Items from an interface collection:
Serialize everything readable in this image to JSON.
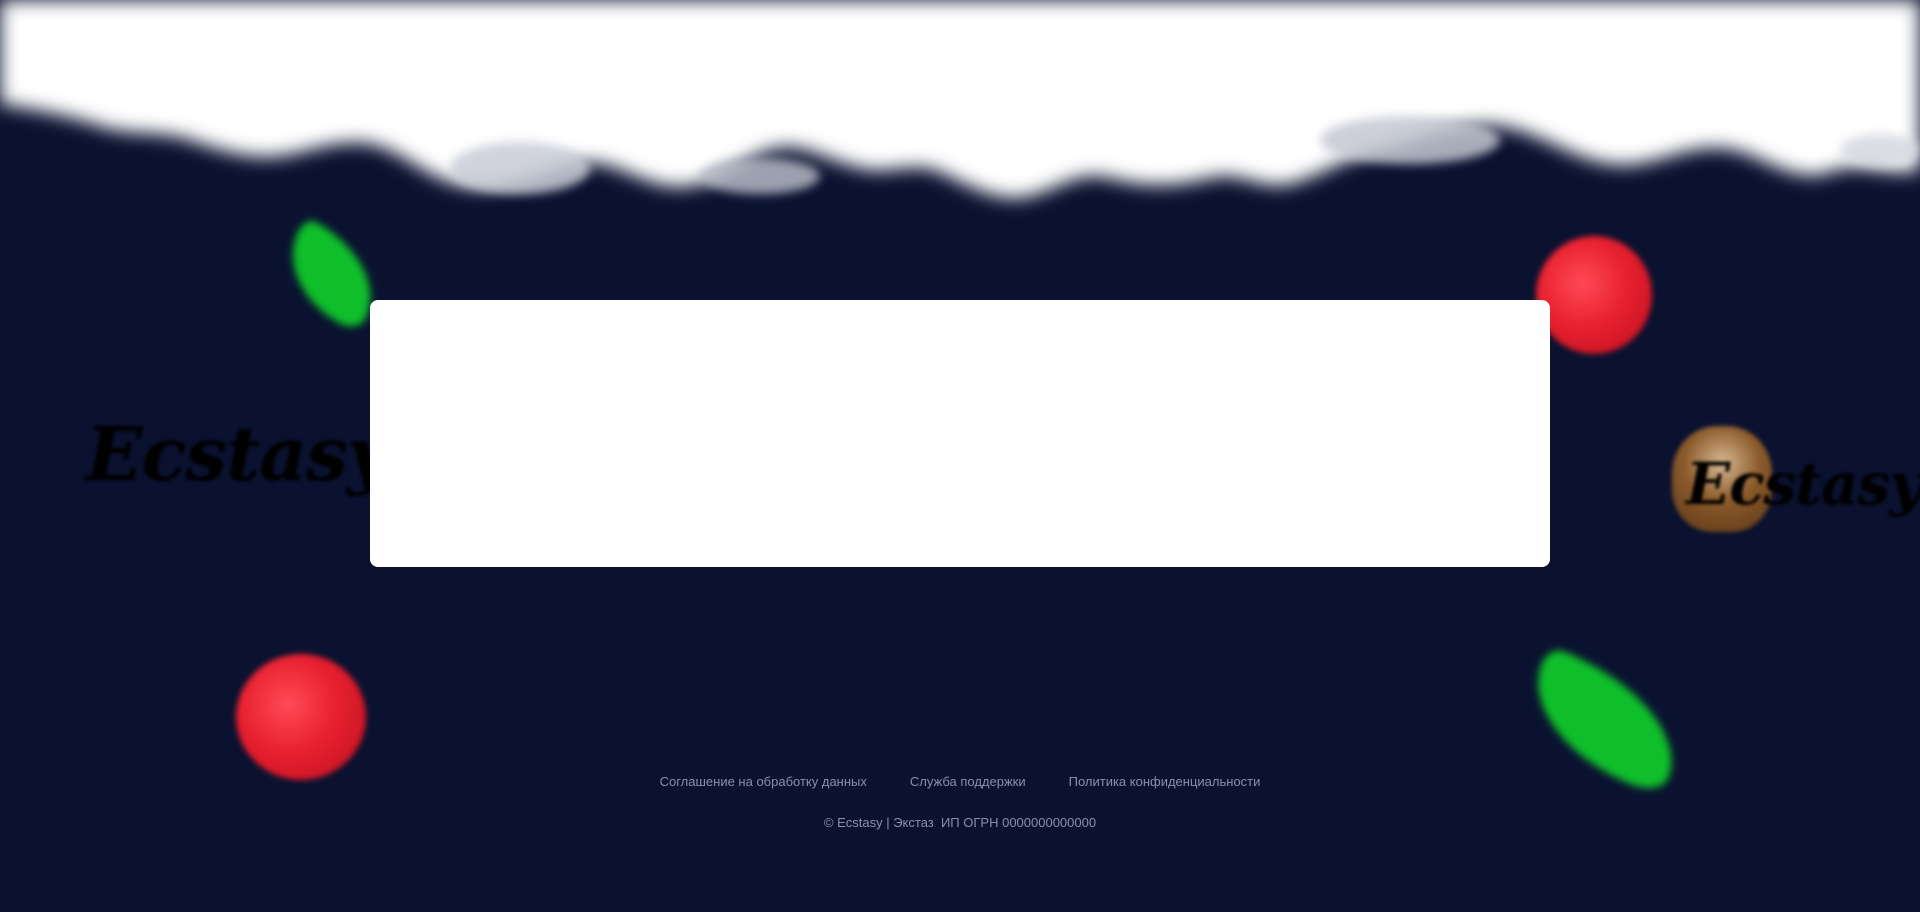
{
  "brand": {
    "logo_text": "Ecstasy"
  },
  "footer": {
    "links": [
      {
        "label": "Соглашение на обработку данных"
      },
      {
        "label": "Служба поддержки"
      },
      {
        "label": "Политика конфиденциальности"
      }
    ],
    "copyright": "© Ecstasy | Экстаз  ИП ОГРН 0000000000000"
  },
  "colors": {
    "background": "#0a1230",
    "card": "#ffffff",
    "footer_text": "#8a90a8",
    "leaf": "#0fbf2a",
    "berry": "#e8202f"
  },
  "decorations": [
    "cloud-banner",
    "leaf",
    "raspberry",
    "leaf",
    "raspberry",
    "logo",
    "cake-logo"
  ]
}
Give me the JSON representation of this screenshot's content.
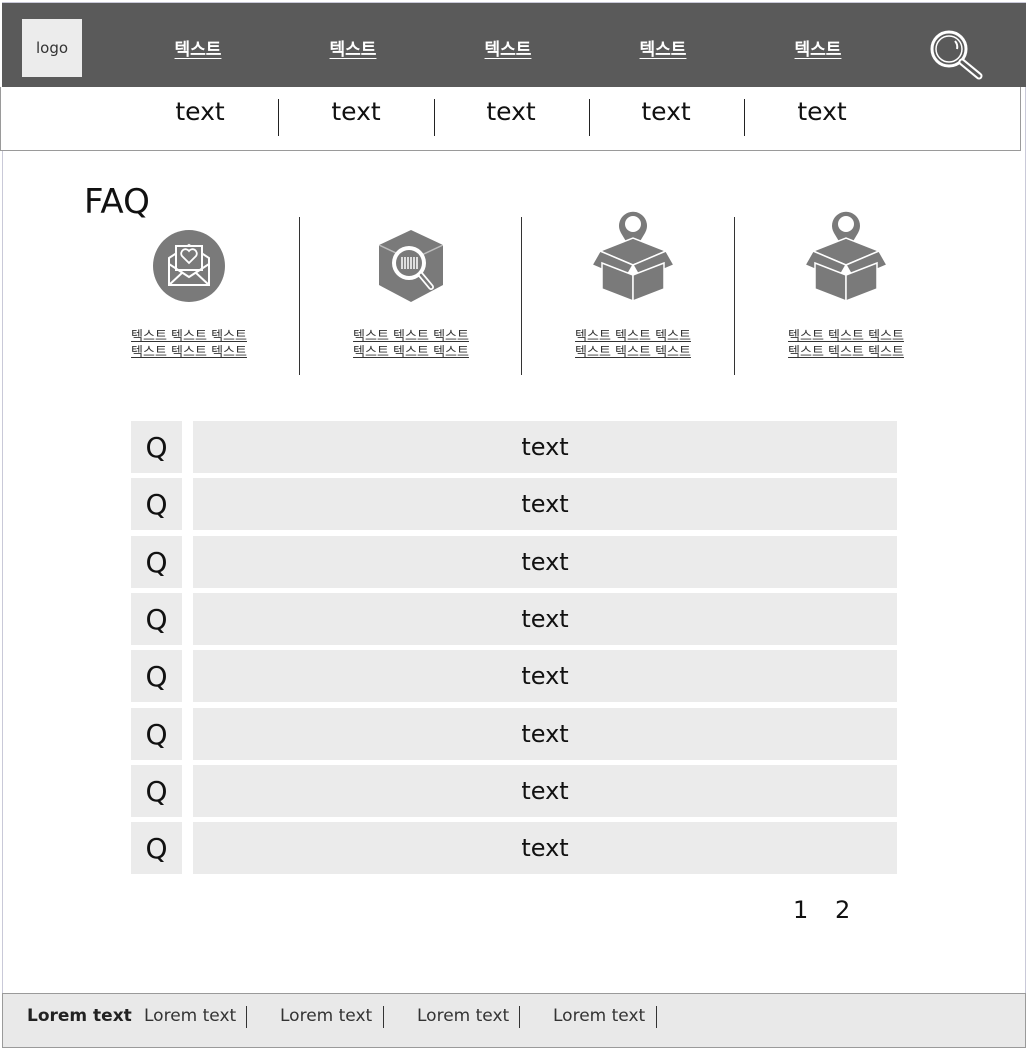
{
  "header": {
    "logo": "logo",
    "nav": [
      "텍스트",
      "텍스트",
      "텍스트",
      "텍스트",
      "텍스트"
    ],
    "search_icon": "search-icon"
  },
  "subnav": [
    "text",
    "text",
    "text",
    "text",
    "text"
  ],
  "faq": {
    "title": "FAQ",
    "categories": [
      {
        "icon": "heart-envelope-icon",
        "line1": "텍스트 텍스트 텍스트",
        "line2": "텍스트 텍스트 텍스트"
      },
      {
        "icon": "barcode-search-box-icon",
        "line1": "텍스트 텍스트 텍스트",
        "line2": "텍스트 텍스트 텍스트"
      },
      {
        "icon": "box-location-pin-icon",
        "line1": "텍스트 텍스트 텍스트",
        "line2": "텍스트 텍스트 텍스트"
      },
      {
        "icon": "box-location-pin-icon",
        "line1": "텍스트 텍스트 텍스트",
        "line2": "텍스트 텍스트 텍스트"
      }
    ],
    "questions": [
      {
        "q": "Q",
        "text": "text"
      },
      {
        "q": "Q",
        "text": "text"
      },
      {
        "q": "Q",
        "text": "text"
      },
      {
        "q": "Q",
        "text": "text"
      },
      {
        "q": "Q",
        "text": "text"
      },
      {
        "q": "Q",
        "text": "text"
      },
      {
        "q": "Q",
        "text": "text"
      },
      {
        "q": "Q",
        "text": "text"
      }
    ]
  },
  "pagination": [
    "1",
    "2"
  ],
  "footer": [
    "Lorem text",
    "Lorem text",
    "Lorem text",
    "Lorem text",
    "Lorem text"
  ],
  "colors": {
    "topnav_bg": "#5a5a5a",
    "row_bg": "#ebebeb",
    "footer_bg": "#e9e9e9",
    "icon": "#7a7a7a"
  }
}
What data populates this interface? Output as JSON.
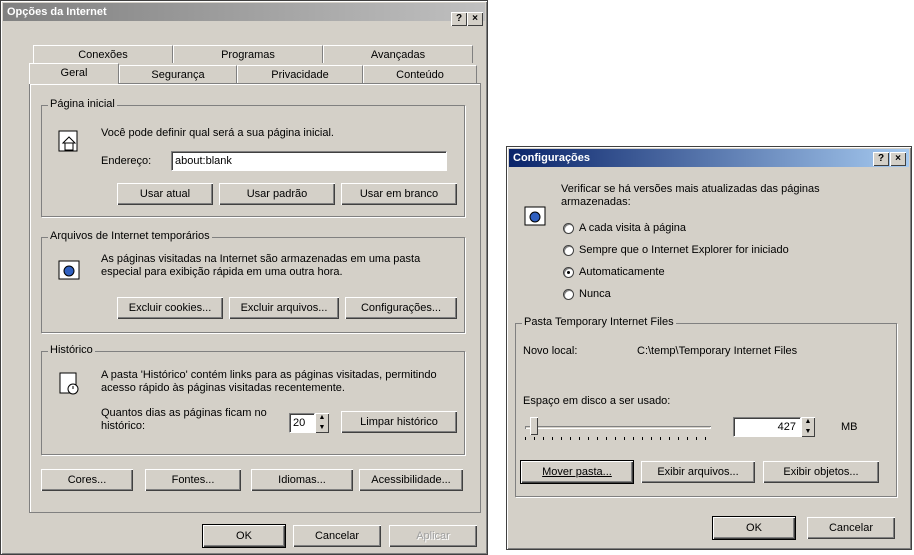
{
  "left_window": {
    "title": "Opções da Internet",
    "title_help": "?",
    "title_close": "×",
    "tabs_row1": [
      "Conexões",
      "Programas",
      "Avançadas"
    ],
    "tabs_row2": [
      "Geral",
      "Segurança",
      "Privacidade",
      "Conteúdo"
    ],
    "home": {
      "label": "Página inicial",
      "desc": "Você pode definir qual será a sua página inicial.",
      "address_label": "Endereço:",
      "address_value": "about:blank",
      "btn_current": "Usar atual",
      "btn_default": "Usar padrão",
      "btn_blank": "Usar em branco"
    },
    "temp": {
      "label": "Arquivos de Internet temporários",
      "desc": "As páginas visitadas na Internet são armazenadas em uma pasta especial para exibição rápida em uma outra hora.",
      "btn_cookies": "Excluir cookies...",
      "btn_files": "Excluir arquivos...",
      "btn_settings": "Configurações..."
    },
    "history": {
      "label": "Histórico",
      "desc": "A pasta 'Histórico' contém links para as páginas visitadas, permitindo acesso rápido às páginas visitadas recentemente.",
      "days_label": "Quantos dias as páginas ficam no histórico:",
      "days_value": "20",
      "btn_clear": "Limpar histórico"
    },
    "bottom_buttons": [
      "Cores...",
      "Fontes...",
      "Idiomas...",
      "Acessibilidade..."
    ],
    "ok": "OK",
    "cancel": "Cancelar",
    "apply": "Aplicar"
  },
  "right_window": {
    "title": "Configurações",
    "title_help": "?",
    "title_close": "×",
    "check_label": "Verificar se há versões mais atualizadas das páginas armazenadas:",
    "options": [
      "A cada visita à página",
      "Sempre que o Internet Explorer for iniciado",
      "Automaticamente",
      "Nunca"
    ],
    "selected_option": 2,
    "folder_group_label": "Pasta Temporary Internet Files",
    "location_label": "Novo local:",
    "location_value": "C:\\temp\\Temporary Internet Files",
    "disk_label": "Espaço em disco a ser usado:",
    "disk_value": "427",
    "disk_unit": "MB",
    "slider_fraction": 0.03,
    "btn_move": "Mover pasta...",
    "btn_view_files": "Exibir arquivos...",
    "btn_view_objects": "Exibir objetos...",
    "ok": "OK",
    "cancel": "Cancelar"
  }
}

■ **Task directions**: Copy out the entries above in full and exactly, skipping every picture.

■ **Exercise output**:
Serialize everything readable in this image to JSON.
{
  "brand": {
    "logo_text": "Ecstasy"
  },
  "footer": {
    "links": [
      {
        "label": "Соглашение на обработку данных"
      },
      {
        "label": "Служба поддержки"
      },
      {
        "label": "Политика конфиденциальности"
      }
    ],
    "copyright": "© Ecstasy | Экстаз  ИП ОГРН 0000000000000"
  },
  "colors": {
    "background": "#0a1230",
    "card": "#ffffff",
    "footer_text": "#8a90a8",
    "leaf": "#0fbf2a",
    "berry": "#e8202f"
  },
  "decorations": [
    "cloud-banner",
    "leaf",
    "raspberry",
    "leaf",
    "raspberry",
    "logo",
    "cake-logo"
  ]
}
Give me the JSON representation of this screenshot's content.
{
  "header": {
    "logo": "logo",
    "nav": [
      "텍스트",
      "텍스트",
      "텍스트",
      "텍스트",
      "텍스트"
    ],
    "search_icon": "search-icon"
  },
  "subnav": [
    "text",
    "text",
    "text",
    "text",
    "text"
  ],
  "faq": {
    "title": "FAQ",
    "categories": [
      {
        "icon": "heart-envelope-icon",
        "line1": "텍스트 텍스트 텍스트",
        "line2": "텍스트 텍스트 텍스트"
      },
      {
        "icon": "barcode-search-box-icon",
        "line1": "텍스트 텍스트 텍스트",
        "line2": "텍스트 텍스트 텍스트"
      },
      {
        "icon": "box-location-pin-icon",
        "line1": "텍스트 텍스트 텍스트",
        "line2": "텍스트 텍스트 텍스트"
      },
      {
        "icon": "box-location-pin-icon",
        "line1": "텍스트 텍스트 텍스트",
        "line2": "텍스트 텍스트 텍스트"
      }
    ],
    "questions": [
      {
        "q": "Q",
        "text": "text"
      },
      {
        "q": "Q",
        "text": "text"
      },
      {
        "q": "Q",
        "text": "text"
      },
      {
        "q": "Q",
        "text": "text"
      },
      {
        "q": "Q",
        "text": "text"
      },
      {
        "q": "Q",
        "text": "text"
      },
      {
        "q": "Q",
        "text": "text"
      },
      {
        "q": "Q",
        "text": "text"
      }
    ]
  },
  "pagination": [
    "1",
    "2"
  ],
  "footer": [
    "Lorem text",
    "Lorem text",
    "Lorem text",
    "Lorem text",
    "Lorem text"
  ],
  "colors": {
    "topnav_bg": "#5a5a5a",
    "row_bg": "#ebebeb",
    "footer_bg": "#e9e9e9",
    "icon": "#7a7a7a"
  }
}
What data populates this interface? Output as JSON.
{
  "left_window": {
    "title": "Opções da Internet",
    "title_help": "?",
    "title_close": "×",
    "tabs_row1": [
      "Conexões",
      "Programas",
      "Avançadas"
    ],
    "tabs_row2": [
      "Geral",
      "Segurança",
      "Privacidade",
      "Conteúdo"
    ],
    "home": {
      "label": "Página inicial",
      "desc": "Você pode definir qual será a sua página inicial.",
      "address_label": "Endereço:",
      "address_value": "about:blank",
      "btn_current": "Usar atual",
      "btn_default": "Usar padrão",
      "btn_blank": "Usar em branco"
    },
    "temp": {
      "label": "Arquivos de Internet temporários",
      "desc": "As páginas visitadas na Internet são armazenadas em uma pasta especial para exibição rápida em uma outra hora.",
      "btn_cookies": "Excluir cookies...",
      "btn_files": "Excluir arquivos...",
      "btn_settings": "Configurações..."
    },
    "history": {
      "label": "Histórico",
      "desc": "A pasta 'Histórico' contém links para as páginas visitadas, permitindo acesso rápido às páginas visitadas recentemente.",
      "days_label": "Quantos dias as páginas ficam no histórico:",
      "days_value": "20",
      "btn_clear": "Limpar histórico"
    },
    "bottom_buttons": [
      "Cores...",
      "Fontes...",
      "Idiomas...",
      "Acessibilidade..."
    ],
    "ok": "OK",
    "cancel": "Cancelar",
    "apply": "Aplicar"
  },
  "right_window": {
    "title": "Configurações",
    "title_help": "?",
    "title_close": "×",
    "check_label": "Verificar se há versões mais atualizadas das páginas armazenadas:",
    "options": [
      "A cada visita à página",
      "Sempre que o Internet Explorer for iniciado",
      "Automaticamente",
      "Nunca"
    ],
    "selected_option": 2,
    "folder_group_label": "Pasta Temporary Internet Files",
    "location_label": "Novo local:",
    "location_value": "C:\\temp\\Temporary Internet Files",
    "disk_label": "Espaço em disco a ser usado:",
    "disk_value": "427",
    "disk_unit": "MB",
    "slider_fraction": 0.03,
    "btn_move": "Mover pasta...",
    "btn_view_files": "Exibir arquivos...",
    "btn_view_objects": "Exibir objetos...",
    "ok": "OK",
    "cancel": "Cancelar"
  }
}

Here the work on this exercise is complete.